INSTRUCTIONS TO FOLLOW = Please return all the records exactly, with nothing left out.

Start of Block

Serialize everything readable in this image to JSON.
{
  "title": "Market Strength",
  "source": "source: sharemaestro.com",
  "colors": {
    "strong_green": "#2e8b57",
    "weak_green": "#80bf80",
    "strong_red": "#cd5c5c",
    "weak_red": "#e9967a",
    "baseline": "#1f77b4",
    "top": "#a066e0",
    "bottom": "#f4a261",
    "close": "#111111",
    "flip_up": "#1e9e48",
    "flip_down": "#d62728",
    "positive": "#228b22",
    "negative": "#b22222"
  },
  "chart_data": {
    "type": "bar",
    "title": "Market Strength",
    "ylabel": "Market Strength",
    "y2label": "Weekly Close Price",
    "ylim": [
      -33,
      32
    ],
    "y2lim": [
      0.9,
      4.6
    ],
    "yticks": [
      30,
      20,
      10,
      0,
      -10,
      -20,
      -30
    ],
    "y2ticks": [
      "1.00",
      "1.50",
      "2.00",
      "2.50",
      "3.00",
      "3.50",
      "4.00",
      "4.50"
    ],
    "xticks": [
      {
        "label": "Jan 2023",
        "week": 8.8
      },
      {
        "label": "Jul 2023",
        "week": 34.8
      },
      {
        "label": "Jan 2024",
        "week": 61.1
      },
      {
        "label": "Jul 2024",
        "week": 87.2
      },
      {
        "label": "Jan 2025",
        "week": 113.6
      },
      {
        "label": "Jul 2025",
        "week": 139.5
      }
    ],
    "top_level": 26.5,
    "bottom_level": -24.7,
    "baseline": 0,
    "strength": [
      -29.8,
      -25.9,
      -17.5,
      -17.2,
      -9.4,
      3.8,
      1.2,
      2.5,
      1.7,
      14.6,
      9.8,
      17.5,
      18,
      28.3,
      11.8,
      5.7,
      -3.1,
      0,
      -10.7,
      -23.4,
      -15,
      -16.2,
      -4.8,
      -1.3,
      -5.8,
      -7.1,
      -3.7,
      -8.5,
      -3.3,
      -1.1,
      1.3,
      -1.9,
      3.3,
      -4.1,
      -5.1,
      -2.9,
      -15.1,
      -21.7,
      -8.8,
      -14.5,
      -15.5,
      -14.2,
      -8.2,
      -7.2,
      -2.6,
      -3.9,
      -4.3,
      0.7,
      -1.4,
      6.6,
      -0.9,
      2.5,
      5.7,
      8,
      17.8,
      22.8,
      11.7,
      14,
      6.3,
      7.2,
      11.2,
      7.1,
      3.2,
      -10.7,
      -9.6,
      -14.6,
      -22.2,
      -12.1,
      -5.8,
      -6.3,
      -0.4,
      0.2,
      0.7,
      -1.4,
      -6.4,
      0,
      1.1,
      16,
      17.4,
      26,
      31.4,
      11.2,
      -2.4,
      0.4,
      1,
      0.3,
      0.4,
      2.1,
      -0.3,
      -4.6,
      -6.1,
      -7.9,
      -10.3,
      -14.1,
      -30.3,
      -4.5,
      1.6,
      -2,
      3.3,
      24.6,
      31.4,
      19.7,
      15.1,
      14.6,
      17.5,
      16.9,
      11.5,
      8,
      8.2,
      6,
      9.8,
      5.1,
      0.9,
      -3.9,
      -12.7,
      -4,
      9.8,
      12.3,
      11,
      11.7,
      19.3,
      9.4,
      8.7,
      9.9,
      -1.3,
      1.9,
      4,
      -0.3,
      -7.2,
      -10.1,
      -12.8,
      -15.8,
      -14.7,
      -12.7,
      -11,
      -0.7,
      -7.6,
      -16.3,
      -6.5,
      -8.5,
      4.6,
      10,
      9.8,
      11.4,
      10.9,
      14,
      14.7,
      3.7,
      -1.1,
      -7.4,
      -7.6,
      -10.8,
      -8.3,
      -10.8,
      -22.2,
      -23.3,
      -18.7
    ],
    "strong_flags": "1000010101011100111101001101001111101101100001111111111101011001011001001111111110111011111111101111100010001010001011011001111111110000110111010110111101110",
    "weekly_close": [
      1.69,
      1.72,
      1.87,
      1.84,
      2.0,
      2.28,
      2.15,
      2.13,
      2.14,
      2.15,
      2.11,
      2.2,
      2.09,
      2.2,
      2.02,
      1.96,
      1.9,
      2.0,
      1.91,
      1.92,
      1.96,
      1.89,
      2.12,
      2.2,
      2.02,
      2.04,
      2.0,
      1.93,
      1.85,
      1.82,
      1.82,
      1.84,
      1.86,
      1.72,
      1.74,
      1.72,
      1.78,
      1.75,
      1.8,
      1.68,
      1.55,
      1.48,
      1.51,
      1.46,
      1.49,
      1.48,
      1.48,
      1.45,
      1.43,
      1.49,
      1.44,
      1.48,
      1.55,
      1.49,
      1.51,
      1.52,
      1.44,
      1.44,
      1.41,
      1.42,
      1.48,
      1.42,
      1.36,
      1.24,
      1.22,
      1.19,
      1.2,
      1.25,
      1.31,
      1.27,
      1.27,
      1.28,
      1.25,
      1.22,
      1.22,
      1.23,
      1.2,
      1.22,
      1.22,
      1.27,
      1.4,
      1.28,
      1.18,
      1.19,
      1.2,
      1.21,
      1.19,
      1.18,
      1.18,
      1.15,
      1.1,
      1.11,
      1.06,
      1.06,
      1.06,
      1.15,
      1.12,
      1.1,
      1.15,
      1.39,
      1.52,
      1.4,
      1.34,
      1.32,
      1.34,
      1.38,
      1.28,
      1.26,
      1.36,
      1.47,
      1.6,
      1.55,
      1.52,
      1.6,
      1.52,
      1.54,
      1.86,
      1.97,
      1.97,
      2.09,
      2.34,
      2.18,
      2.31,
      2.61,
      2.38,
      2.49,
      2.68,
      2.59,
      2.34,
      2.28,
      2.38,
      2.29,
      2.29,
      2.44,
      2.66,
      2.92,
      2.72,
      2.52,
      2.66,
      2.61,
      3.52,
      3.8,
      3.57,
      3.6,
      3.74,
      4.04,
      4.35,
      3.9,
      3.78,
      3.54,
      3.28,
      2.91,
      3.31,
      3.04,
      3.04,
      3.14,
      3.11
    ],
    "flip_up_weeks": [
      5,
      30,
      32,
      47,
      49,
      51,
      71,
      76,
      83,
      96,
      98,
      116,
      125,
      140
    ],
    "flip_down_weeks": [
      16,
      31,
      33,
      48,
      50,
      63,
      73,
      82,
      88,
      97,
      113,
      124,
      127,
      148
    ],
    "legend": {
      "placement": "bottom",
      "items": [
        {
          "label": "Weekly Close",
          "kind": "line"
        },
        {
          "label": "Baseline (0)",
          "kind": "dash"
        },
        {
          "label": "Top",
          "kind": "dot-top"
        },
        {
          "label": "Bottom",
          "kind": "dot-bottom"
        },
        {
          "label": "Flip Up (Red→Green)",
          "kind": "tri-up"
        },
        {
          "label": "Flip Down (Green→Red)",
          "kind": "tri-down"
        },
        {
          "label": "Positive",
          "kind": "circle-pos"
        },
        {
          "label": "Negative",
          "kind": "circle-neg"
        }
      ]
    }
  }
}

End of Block

RESULT =
Serialize everything readable in this image to JSON.
{
  "title": "Market Strength",
  "source": "source: sharemaestro.com",
  "colors": {
    "strong_green": "#2e8b57",
    "weak_green": "#80bf80",
    "strong_red": "#cd5c5c",
    "weak_red": "#e9967a",
    "baseline": "#1f77b4",
    "top": "#a066e0",
    "bottom": "#f4a261",
    "close": "#111111",
    "flip_up": "#1e9e48",
    "flip_down": "#d62728",
    "positive": "#228b22",
    "negative": "#b22222"
  },
  "chart_data": {
    "type": "bar",
    "title": "Market Strength",
    "ylabel": "Market Strength",
    "y2label": "Weekly Close Price",
    "ylim": [
      -33,
      32
    ],
    "y2lim": [
      0.9,
      4.6
    ],
    "yticks": [
      30,
      20,
      10,
      0,
      -10,
      -20,
      -30
    ],
    "y2ticks": [
      "1.00",
      "1.50",
      "2.00",
      "2.50",
      "3.00",
      "3.50",
      "4.00",
      "4.50"
    ],
    "xticks": [
      {
        "label": "Jan 2023",
        "week": 8.8
      },
      {
        "label": "Jul 2023",
        "week": 34.8
      },
      {
        "label": "Jan 2024",
        "week": 61.1
      },
      {
        "label": "Jul 2024",
        "week": 87.2
      },
      {
        "label": "Jan 2025",
        "week": 113.6
      },
      {
        "label": "Jul 2025",
        "week": 139.5
      }
    ],
    "top_level": 26.5,
    "bottom_level": -24.7,
    "baseline": 0,
    "strength": [
      -29.8,
      -25.9,
      -17.5,
      -17.2,
      -9.4,
      3.8,
      1.2,
      2.5,
      1.7,
      14.6,
      9.8,
      17.5,
      18,
      28.3,
      11.8,
      5.7,
      -3.1,
      0,
      -10.7,
      -23.4,
      -15,
      -16.2,
      -4.8,
      -1.3,
      -5.8,
      -7.1,
      -3.7,
      -8.5,
      -3.3,
      -1.1,
      1.3,
      -1.9,
      3.3,
      -4.1,
      -5.1,
      -2.9,
      -15.1,
      -21.7,
      -8.8,
      -14.5,
      -15.5,
      -14.2,
      -8.2,
      -7.2,
      -2.6,
      -3.9,
      -4.3,
      0.7,
      -1.4,
      6.6,
      -0.9,
      2.5,
      5.7,
      8,
      17.8,
      22.8,
      11.7,
      14,
      6.3,
      7.2,
      11.2,
      7.1,
      3.2,
      -10.7,
      -9.6,
      -14.6,
      -22.2,
      -12.1,
      -5.8,
      -6.3,
      -0.4,
      0.2,
      0.7,
      -1.4,
      -6.4,
      0,
      1.1,
      16,
      17.4,
      26,
      31.4,
      11.2,
      -2.4,
      0.4,
      1,
      0.3,
      0.4,
      2.1,
      -0.3,
      -4.6,
      -6.1,
      -7.9,
      -10.3,
      -14.1,
      -30.3,
      -4.5,
      1.6,
      -2,
      3.3,
      24.6,
      31.4,
      19.7,
      15.1,
      14.6,
      17.5,
      16.9,
      11.5,
      8,
      8.2,
      6,
      9.8,
      5.1,
      0.9,
      -3.9,
      -12.7,
      -4,
      9.8,
      12.3,
      11,
      11.7,
      19.3,
      9.4,
      8.7,
      9.9,
      -1.3,
      1.9,
      4,
      -0.3,
      -7.2,
      -10.1,
      -12.8,
      -15.8,
      -14.7,
      -12.7,
      -11,
      -0.7,
      -7.6,
      -16.3,
      -6.5,
      -8.5,
      4.6,
      10,
      9.8,
      11.4,
      10.9,
      14,
      14.7,
      3.7,
      -1.1,
      -7.4,
      -7.6,
      -10.8,
      -8.3,
      -10.8,
      -22.2,
      -23.3,
      -18.7
    ],
    "strong_flags": "1000010101011100111101001101001111101101100001111111111101011001011001001111111110111011111111101111100010001010001011011001111111110000110111010110111101110",
    "weekly_close": [
      1.69,
      1.72,
      1.87,
      1.84,
      2.0,
      2.28,
      2.15,
      2.13,
      2.14,
      2.15,
      2.11,
      2.2,
      2.09,
      2.2,
      2.02,
      1.96,
      1.9,
      2.0,
      1.91,
      1.92,
      1.96,
      1.89,
      2.12,
      2.2,
      2.02,
      2.04,
      2.0,
      1.93,
      1.85,
      1.82,
      1.82,
      1.84,
      1.86,
      1.72,
      1.74,
      1.72,
      1.78,
      1.75,
      1.8,
      1.68,
      1.55,
      1.48,
      1.51,
      1.46,
      1.49,
      1.48,
      1.48,
      1.45,
      1.43,
      1.49,
      1.44,
      1.48,
      1.55,
      1.49,
      1.51,
      1.52,
      1.44,
      1.44,
      1.41,
      1.42,
      1.48,
      1.42,
      1.36,
      1.24,
      1.22,
      1.19,
      1.2,
      1.25,
      1.31,
      1.27,
      1.27,
      1.28,
      1.25,
      1.22,
      1.22,
      1.23,
      1.2,
      1.22,
      1.22,
      1.27,
      1.4,
      1.28,
      1.18,
      1.19,
      1.2,
      1.21,
      1.19,
      1.18,
      1.18,
      1.15,
      1.1,
      1.11,
      1.06,
      1.06,
      1.06,
      1.15,
      1.12,
      1.1,
      1.15,
      1.39,
      1.52,
      1.4,
      1.34,
      1.32,
      1.34,
      1.38,
      1.28,
      1.26,
      1.36,
      1.47,
      1.6,
      1.55,
      1.52,
      1.6,
      1.52,
      1.54,
      1.86,
      1.97,
      1.97,
      2.09,
      2.34,
      2.18,
      2.31,
      2.61,
      2.38,
      2.49,
      2.68,
      2.59,
      2.34,
      2.28,
      2.38,
      2.29,
      2.29,
      2.44,
      2.66,
      2.92,
      2.72,
      2.52,
      2.66,
      2.61,
      3.52,
      3.8,
      3.57,
      3.6,
      3.74,
      4.04,
      4.35,
      3.9,
      3.78,
      3.54,
      3.28,
      2.91,
      3.31,
      3.04,
      3.04,
      3.14,
      3.11
    ],
    "flip_up_weeks": [
      5,
      30,
      32,
      47,
      49,
      51,
      71,
      76,
      83,
      96,
      98,
      116,
      125,
      140
    ],
    "flip_down_weeks": [
      16,
      31,
      33,
      48,
      50,
      63,
      73,
      82,
      88,
      97,
      113,
      124,
      127,
      148
    ],
    "legend": {
      "placement": "bottom",
      "items": [
        {
          "label": "Weekly Close",
          "kind": "line"
        },
        {
          "label": "Baseline (0)",
          "kind": "dash"
        },
        {
          "label": "Top",
          "kind": "dot-top"
        },
        {
          "label": "Bottom",
          "kind": "dot-bottom"
        },
        {
          "label": "Flip Up (Red→Green)",
          "kind": "tri-up"
        },
        {
          "label": "Flip Down (Green→Red)",
          "kind": "tri-down"
        },
        {
          "label": "Positive",
          "kind": "circle-pos"
        },
        {
          "label": "Negative",
          "kind": "circle-neg"
        }
      ]
    }
  }
}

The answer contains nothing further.